Most syrup, such as corn syrup and maple syrup will last indefinitely if stored correctly. Corn starch and baking powder can be stored long-term, but will generally begin to lose their effectiveness once exposed to the elements. Most canned vegetables can last long-term, so purchasing them when they are on sale and stocking up is a very good strategy to make SNAP food dollars do the most work. Canned meats, unfortunately, only last a few months, even though they are in the can. This is because the properties in meat tend to break down and provide ample environment for the microbes to do their work. Peanut butter, as long as it is unopened, will also last for years. This is not true of the ‘natural’ varieties, however. Those nut butters that don’t have to be kept in the refrigerator are the types that will keep for years. A great source of protein, peanut butter pleases a majority of the household.
How to Properly Prepare Animal Proteins
What will not keep well long-term is any type of meat, though many types of meat can be prepared and stored in the freezer for up to six months. Purchasing cheaper cuts of meat, and then placing them in a crockpot to tenderize and to flavor them is a very good way to enjoy beef. Most experts suggest individually portioning larger cuts of beef, first wrapping in plastic wrap, then foil, then another overlay of plastic. This ensures that no air will reach them, and will help to avoid freezer burn. Chicken and pork can also be stored in this way, so when these proteins come on sale, it is easy to get them and store them for up to six months. Fish and seafood are the least efficient to store as their longest shelf life (in the freezer) is about three months.

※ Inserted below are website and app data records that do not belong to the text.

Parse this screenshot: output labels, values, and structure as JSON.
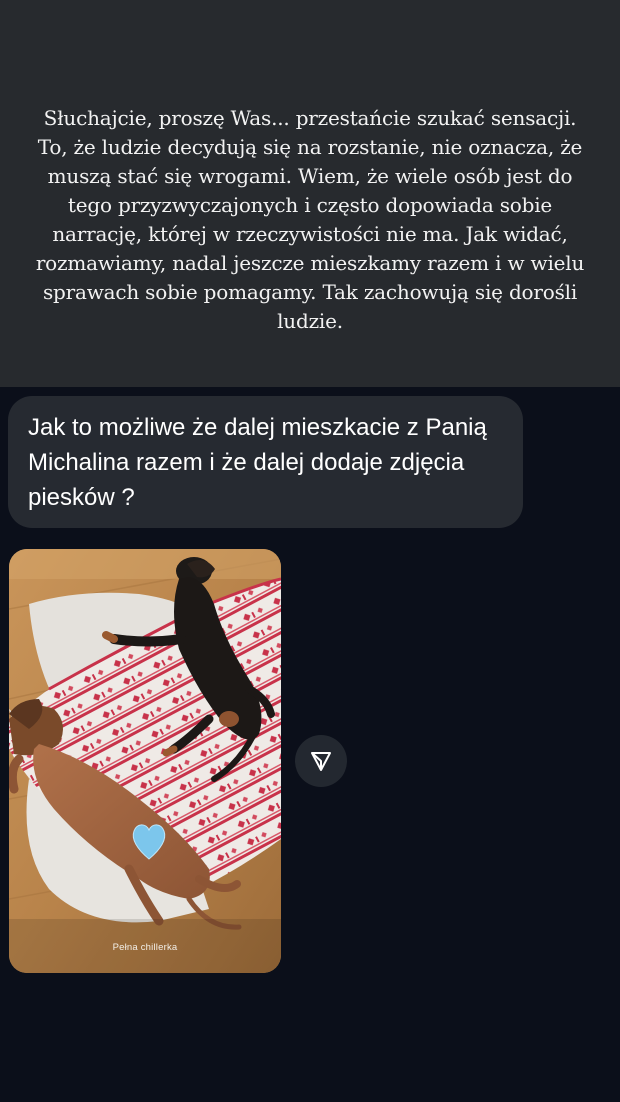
{
  "story": {
    "text": "Słuchajcie, proszę Was... przestańcie szukać sensacji. To, że ludzie decydują się na rozstanie, nie oznacza, że muszą stać się wrogami. Wiem, że wiele osób jest do tego przyzwyczajonych i często dopowiada sobie narrację, której w rzeczywistości nie ma. Jak widać, rozmawiamy, nadal jeszcze mieszkamy razem i w wielu sprawach sobie pomagamy. Tak zachowują się dorośli ludzie.",
    "background_color": "#272a2e",
    "text_color": "#f2f2f2"
  },
  "question": {
    "text": "Jak to możliwe że dalej mieszkacie z Panią Michalina razem i że dalej dodaje zdjęcia piesków ?",
    "bubble_color": "#262a31"
  },
  "shared_story": {
    "caption": "Pełna chillerka",
    "sticker_emoji": "light-blue-heart",
    "description_icons": [
      "dachshund-black",
      "dachshund-brown",
      "blanket-nordic",
      "wooden-floor"
    ]
  },
  "actions": {
    "share_icon": "send-icon"
  },
  "colors": {
    "page_background": "#0b0f1a",
    "heart": "#7cc6ec"
  }
}
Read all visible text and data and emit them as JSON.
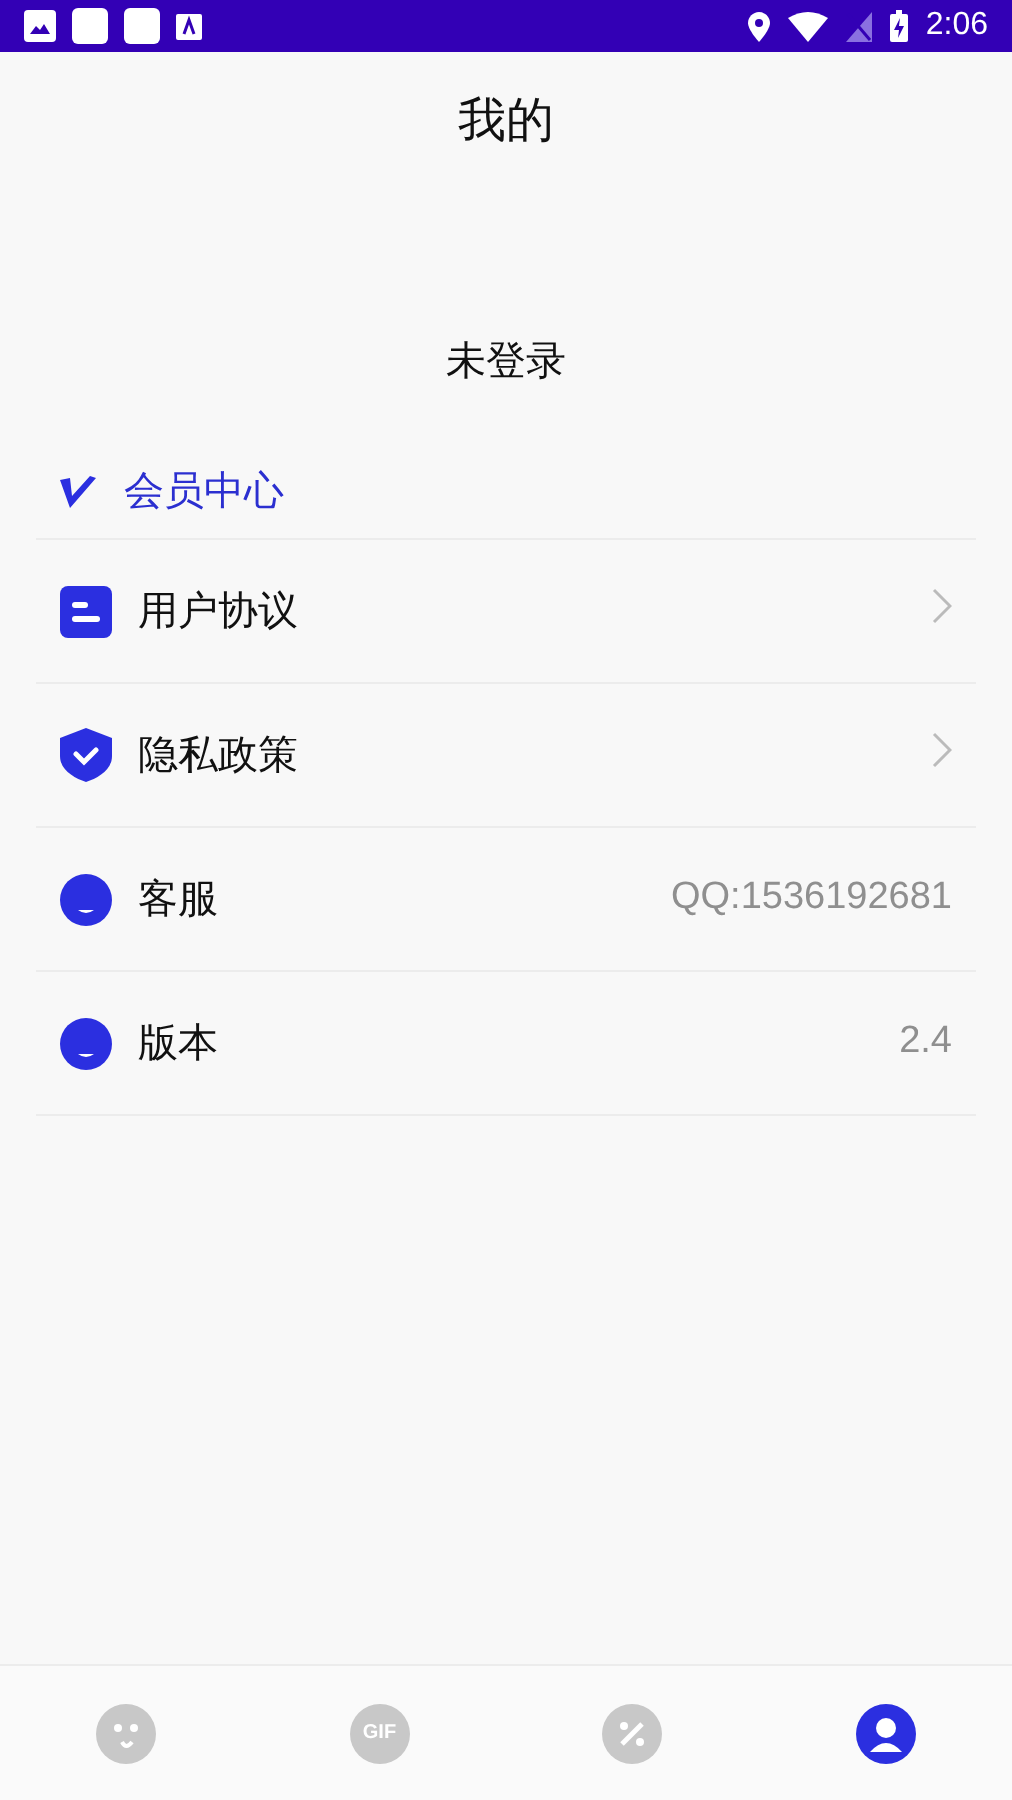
{
  "status_bar": {
    "time": "2:06"
  },
  "header": {
    "title": "我的"
  },
  "profile": {
    "login_status": "未登录"
  },
  "member": {
    "label": "会员中心"
  },
  "rows": [
    {
      "kind": "link",
      "label": "用户协议"
    },
    {
      "kind": "link",
      "label": "隐私政策"
    },
    {
      "kind": "info",
      "label": "客服",
      "value": "QQ:1536192681"
    },
    {
      "kind": "info",
      "label": "版本",
      "value": "2.4"
    }
  ],
  "bottom_nav": [
    {
      "kind": "face",
      "selected": false
    },
    {
      "kind": "gif",
      "text": "GIF",
      "selected": false
    },
    {
      "kind": "percent",
      "selected": false
    },
    {
      "kind": "profile",
      "selected": true
    }
  ]
}
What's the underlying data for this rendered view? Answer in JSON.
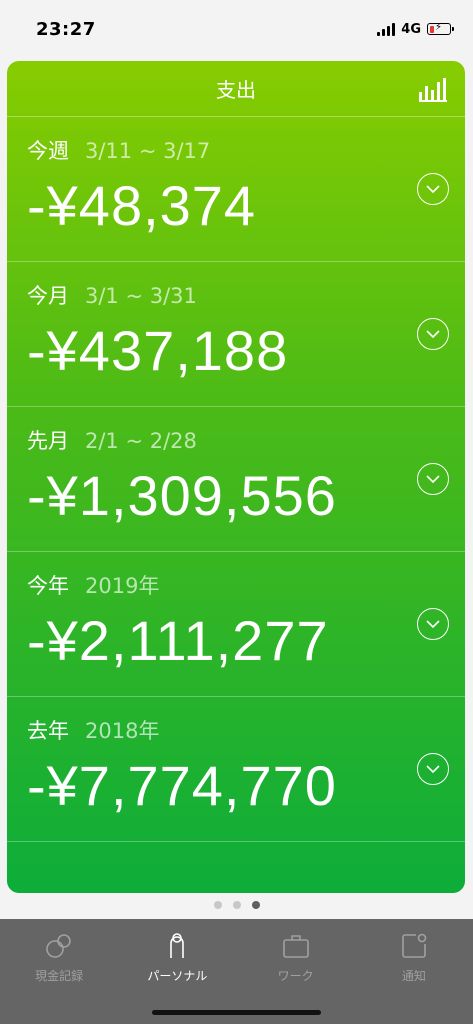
{
  "status_bar": {
    "time": "23:27",
    "network": "4G"
  },
  "card": {
    "title": "支出",
    "chart_icon": "bar-chart-icon",
    "rows": [
      {
        "label": "今週",
        "range": "3/11 ~ 3/17",
        "amount": "-¥48,374"
      },
      {
        "label": "今月",
        "range": "3/1 ~ 3/31",
        "amount": "-¥437,188"
      },
      {
        "label": "先月",
        "range": "2/1 ~ 2/28",
        "amount": "-¥1,309,556"
      },
      {
        "label": "今年",
        "range": "2019年",
        "amount": "-¥2,111,277"
      },
      {
        "label": "去年",
        "range": "2018年",
        "amount": "-¥7,774,770"
      }
    ]
  },
  "pager": {
    "count": 3,
    "active_index": 2
  },
  "tabs": [
    {
      "label": "現金記録",
      "icon": "coins-icon",
      "active": false
    },
    {
      "label": "パーソナル",
      "icon": "person-icon",
      "active": true
    },
    {
      "label": "ワーク",
      "icon": "briefcase-icon",
      "active": false
    },
    {
      "label": "通知",
      "icon": "notification-icon",
      "active": false
    }
  ],
  "colors": {
    "card_top": "#87cc00",
    "card_bottom": "#0dad3a",
    "tab_bar": "#656565"
  }
}
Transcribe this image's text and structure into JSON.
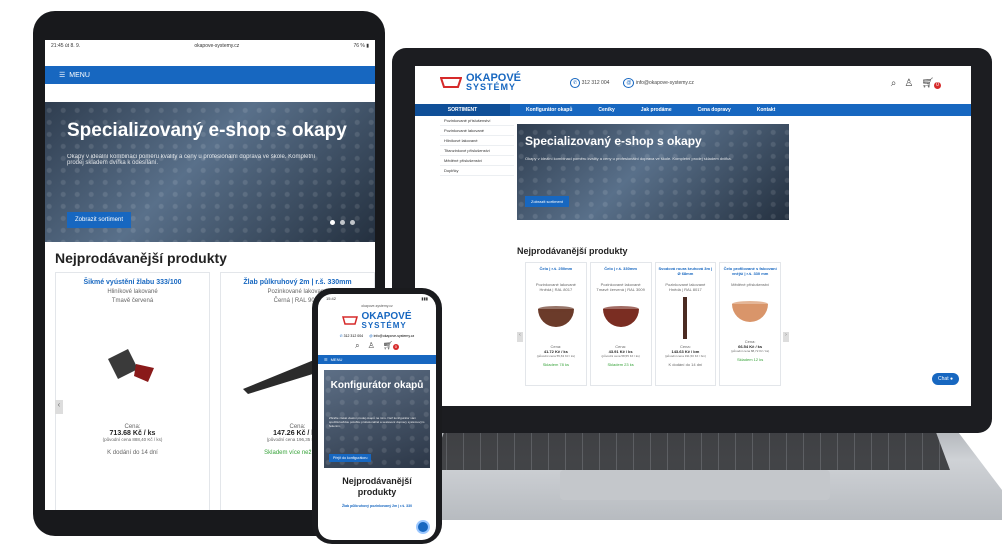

The holy trinity of wheat, rice and beans can keep you alive and quite healthy. The good news, too, is that these staples are not too costly, and will store indefinitely, allowing you to stock up and create many varied dishes throughout the week. The secret to keeping the foods long-term is to keep the temperature where they are stored as cool as possible, ideally around 75 degrees. They also need to be kept away from moisture and light.